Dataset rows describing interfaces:

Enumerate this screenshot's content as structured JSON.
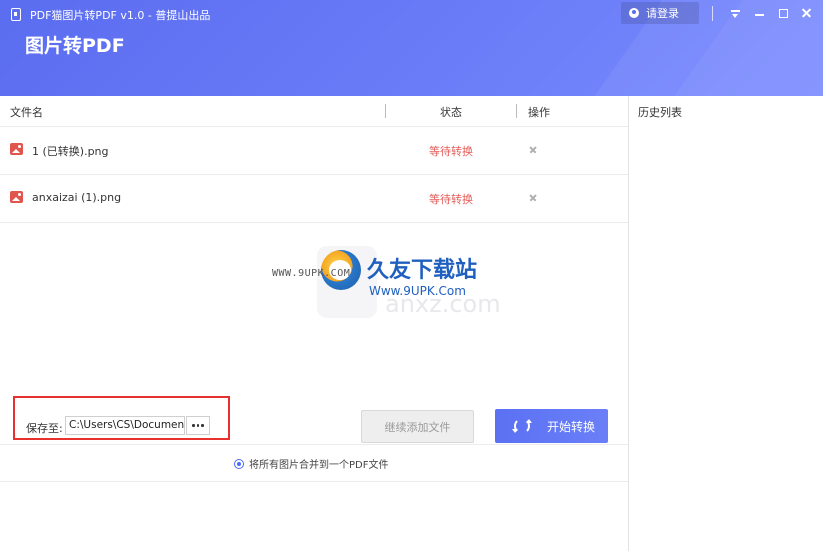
{
  "window": {
    "title": "PDF猫图片转PDF v1.0 - 普提山出品",
    "page_heading": "图片转PDF",
    "login_label": "请登录",
    "colors": {
      "header": "#5b6df0",
      "accent": "#5b71f3",
      "status_waiting": "#e35c57",
      "highlight_box": "#e8312f"
    }
  },
  "table": {
    "columns": [
      "文件名",
      "状态",
      "操作"
    ],
    "rows": [
      {
        "name": "1 (已转换).png",
        "status": "等待转换",
        "action_icon": "close-icon"
      },
      {
        "name": "anxaizai (1).png",
        "status": "等待转换",
        "action_icon": "close-icon"
      }
    ]
  },
  "history": {
    "title": "历史列表"
  },
  "watermark": {
    "url_left": "WWW.9UPK.COM",
    "title": "久友下载站",
    "url": "Www.9UPK.Com",
    "ghost_text": "anxz.com"
  },
  "merge_option": {
    "label": "将所有图片合并到一个PDF文件",
    "selected": true
  },
  "save": {
    "label": "保存至:",
    "path": "C:\\Users\\CS\\Documents"
  },
  "buttons": {
    "continue_add": "继续添加文件",
    "start_convert": "开始转换"
  }
}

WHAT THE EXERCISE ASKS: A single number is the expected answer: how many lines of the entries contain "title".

TASK SOLUTION: 3